I called her and asked where we stood for the future and how she felt about my pricing. I was brushed off and told that sometimes you just have to do work for FREE and that she would get back to me later in the week since she had other candidates to consider that were cheaper than I. Yeah, those are called college interns. Bare in mind that I was willing, able and had vocalized that I would negotiate...heavily. Just bring something...anything to the table.

Guess what I did? Well, I was rubbed wrong. I felt we were getting off on the wrong footing and by the way, my name is spelled "Johanna". I didn't say any of this though. Instead, I wrote a short but sweet email explaining that "my instincts said this was not a good fit for either of us but thank you so much for the opportunity - best of luck in the future. Sincerely, Johanna". And I meant it.

The learning:
Knowing your self worth is so important and you can't be afraid to ask for what you deserve. After all, I was sharing my intellectual property. With all due respect to all readers of this blog, I am 34, not 20 and I did graduate as a double major from a Big Ten university with a degree in Journalism and English. I am not near perfect or writing Pulitzer's but I can write a good bit. I know this. And with almost 10 years of writing and working for my clients...I still feel confident in my skills. I know I'm not a novelist but writing I got! And so, no freelance gig but for the better, I suppose.

Your turn:
Have you been in a similar predicament where you were told you were too expensive and treated as entry level?

How did you handle it?

How do you think I handled it?

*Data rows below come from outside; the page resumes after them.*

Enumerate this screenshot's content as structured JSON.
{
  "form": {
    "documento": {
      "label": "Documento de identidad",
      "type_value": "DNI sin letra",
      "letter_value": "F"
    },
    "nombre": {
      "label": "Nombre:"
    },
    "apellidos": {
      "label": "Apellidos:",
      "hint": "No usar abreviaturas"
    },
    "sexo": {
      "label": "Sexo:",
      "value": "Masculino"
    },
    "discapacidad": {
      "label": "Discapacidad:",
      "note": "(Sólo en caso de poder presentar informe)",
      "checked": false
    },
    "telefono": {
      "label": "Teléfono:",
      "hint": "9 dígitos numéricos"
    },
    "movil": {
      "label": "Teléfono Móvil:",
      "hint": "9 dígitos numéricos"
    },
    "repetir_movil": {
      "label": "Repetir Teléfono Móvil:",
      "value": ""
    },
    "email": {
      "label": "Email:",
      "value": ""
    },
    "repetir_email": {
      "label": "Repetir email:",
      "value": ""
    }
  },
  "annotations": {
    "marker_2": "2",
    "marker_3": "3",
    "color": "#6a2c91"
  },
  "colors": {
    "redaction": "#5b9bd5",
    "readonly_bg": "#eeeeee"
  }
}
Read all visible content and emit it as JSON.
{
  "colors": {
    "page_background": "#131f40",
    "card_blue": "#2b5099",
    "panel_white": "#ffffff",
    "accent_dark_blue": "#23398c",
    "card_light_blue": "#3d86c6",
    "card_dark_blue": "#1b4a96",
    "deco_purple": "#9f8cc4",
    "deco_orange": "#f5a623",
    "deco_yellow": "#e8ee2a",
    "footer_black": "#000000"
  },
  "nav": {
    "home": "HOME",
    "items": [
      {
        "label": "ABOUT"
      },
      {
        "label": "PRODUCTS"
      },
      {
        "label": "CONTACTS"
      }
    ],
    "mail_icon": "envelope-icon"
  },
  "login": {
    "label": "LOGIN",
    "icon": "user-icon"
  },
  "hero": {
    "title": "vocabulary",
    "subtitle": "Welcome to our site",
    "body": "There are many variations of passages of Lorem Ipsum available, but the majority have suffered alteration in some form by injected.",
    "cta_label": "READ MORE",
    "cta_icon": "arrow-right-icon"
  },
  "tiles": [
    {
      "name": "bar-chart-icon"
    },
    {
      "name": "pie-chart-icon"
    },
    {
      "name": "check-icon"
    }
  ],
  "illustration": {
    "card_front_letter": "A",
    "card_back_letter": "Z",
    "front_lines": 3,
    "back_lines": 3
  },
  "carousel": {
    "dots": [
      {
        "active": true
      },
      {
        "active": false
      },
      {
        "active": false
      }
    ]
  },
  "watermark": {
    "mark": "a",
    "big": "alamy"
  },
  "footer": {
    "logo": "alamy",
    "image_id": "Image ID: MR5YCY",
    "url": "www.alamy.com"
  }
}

Is it better to sell your self short for more experience or dig your heels in and wait for the right fit?

Love to hear...and thanks for reading!